Three days of key FIFA events has begun here today with football's world governing body fine-tuning plans to expand the World Cup to 48 teams by 2026.
A meeting of the Presidents of each of the constituent Continental Confederations was held today before tomorrow's inaugural Best FIFA Football Awards 2016 gala event.
A Council meeting on Tuesday (January 10) will then be held at which the expansion plans are expected to be approved.
One component of this could be a merger of North and South American qualifying for the 2026 World Cup.
According to South American Football Confederation (CONMEBOL) vice-president Laureano González, who also heads the Venezuelan Football Federation, this has been suggested by FIFA President Gianni Infantino.
"There is a suggestion from Infantino to unify the CONMEBOL and CONCACAF (Confederation of North, Central American and Caribbean Association Football) qualifiers," González told Venezuelan newspaper Meridiano.
"This would have support if they gave us more places [for the 48 team event]."
Under Infantino's proposals, the enhanced World Cup format will see the 48 teams play across 16 groups of three teams.
Two teams would then advance from each group into a round of 32 knock-out format - meaning each team would be guaranteed at least two matches.
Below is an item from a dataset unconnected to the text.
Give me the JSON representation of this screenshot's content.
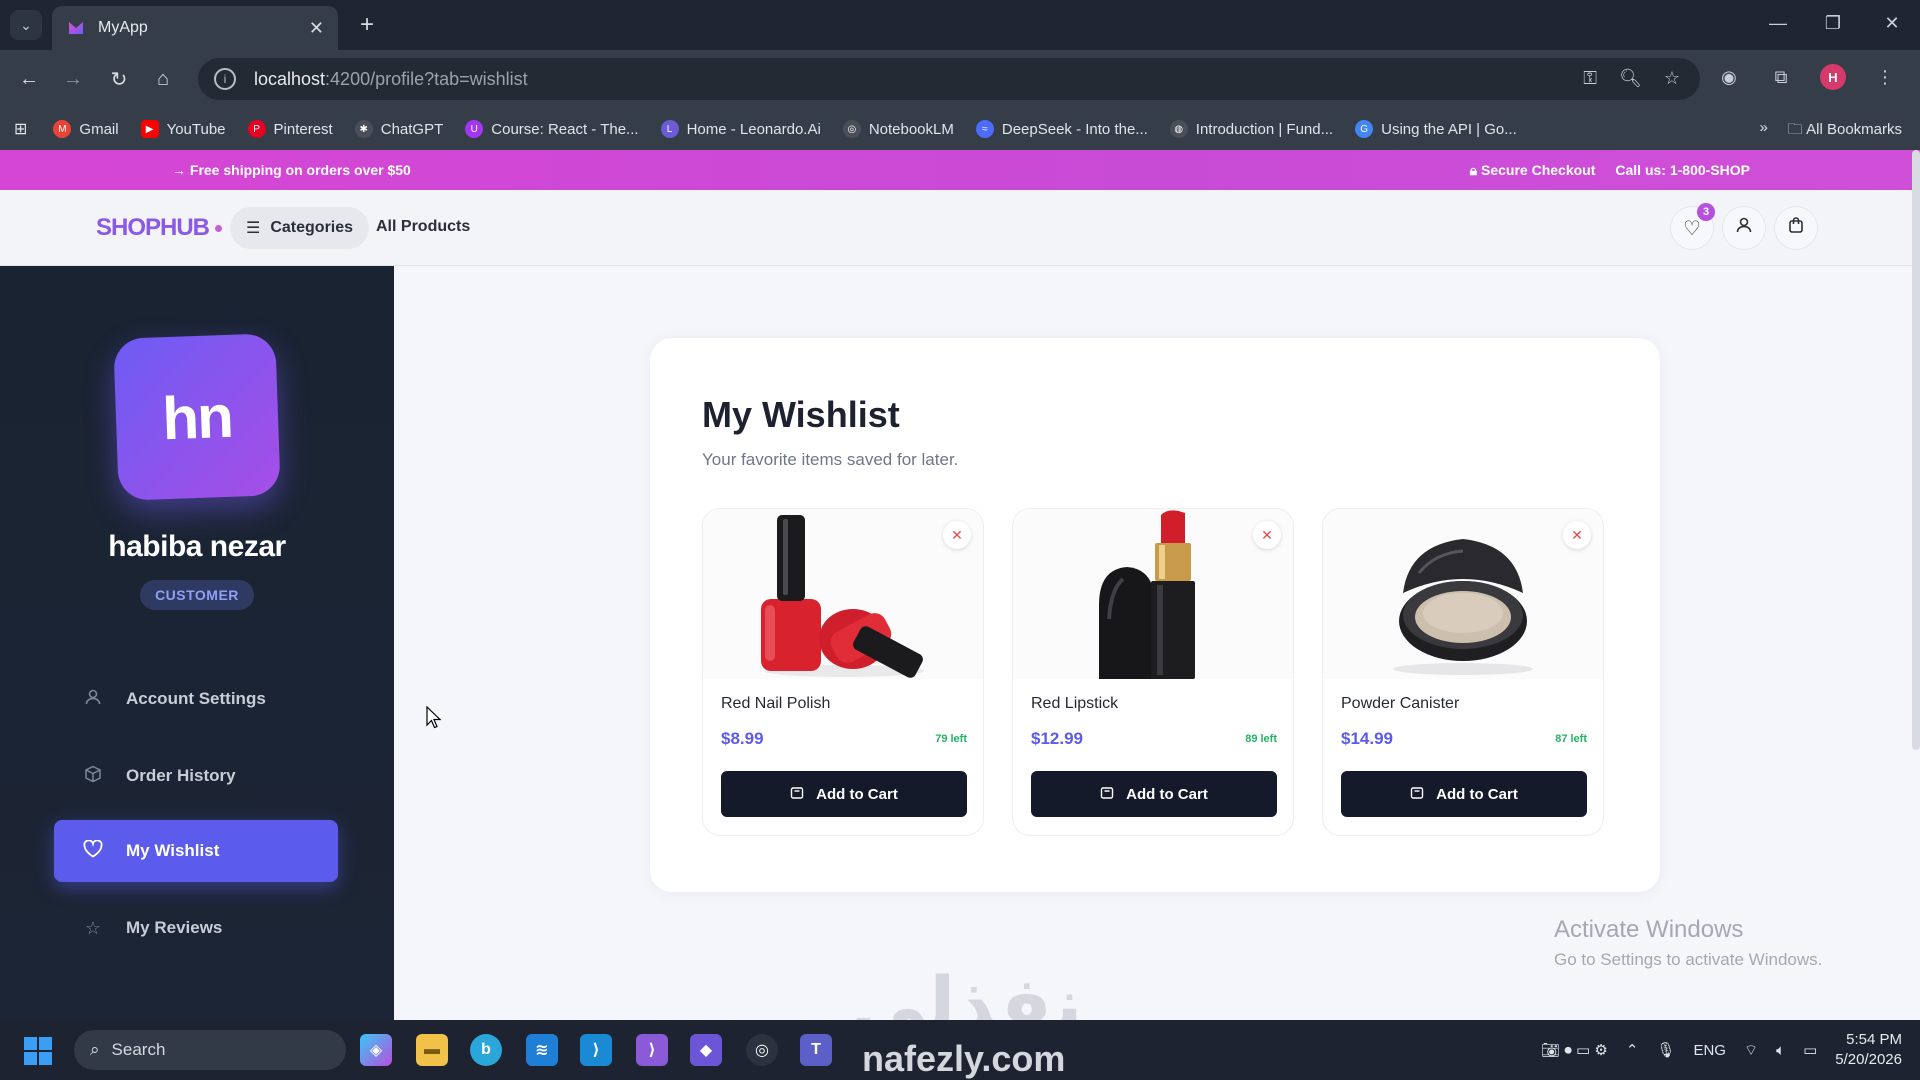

Eighty matches would be played in comparison with the current total of 64, although the tournament would be expected to take place over the same time-frame as previous editions.
It would give a greater opportunity for less fancied teams to cause surprises, FIFA claim, highlighting the success of the likes of Wales and Iceland at Euro 2016 when the number of participating countries was expanded from 16 to 24.
But the main benefit appears to be financial, with a forecast of a 20 per cent rise in rights fees paid by broadcasters and sponsors.
This could lead to total revenue of $6.5 billion (£5.3 billion/€6.2 billion), it has been predicted, an increase of 25 per cent compared with the 2014 World Cup in Brazil.
Infantino claims that his plans enjoy "overwhelming support" from the 211 FIFA member federations.
Any delay to approval is likely to surround the distribution of additional places between the continental federations.
Some figures, including German Football Federation President Reinhard Grindel, have expressed concern that the changes will dilute the quality of the competition by reducing the proportion of teams from dominant Europe and South America.
Others were initially against the expansion, but are now thought to be accepting the changes because they realise there is nothing they can do to prevent it.
There is no chance of these changes coming in for either Russia 2018 or Qatar 2022, where a 32-team format is guaranteed.
This was all expected to be be discussed at the meeting of the Confederation Presidents today.
Attention here tomorrow will turn to the inaugural Best FIFA Football Awards ceremony taking place at the Zürich TPC studios.
The ceremony, seen as a rival to the Ballon d'Or after FIFA ended their six-year association with that event in 2016, sees Portugal's Cristiano Ronaldo, France's Antoine Griezmann and Argentina's Lionel Messi in the frame for the Men's Player Award.
Voting will be based half on the choices of captains and coaches from national teams around the world, with the other 50 per cent divided between a public ballot and submissions from journalists.
Germany's Melanie Behringer, United States' Carli Lloyd and Brazil's Marta will lock horns for the Women's Player award.
Real Madrid's Zinedine Zidane, Leicester City's Claudio Ranieri and Portugal's national team boss Fernando Santos will contest the Men's Coach Award.
Fan and fair play awards are among others due to be handed out.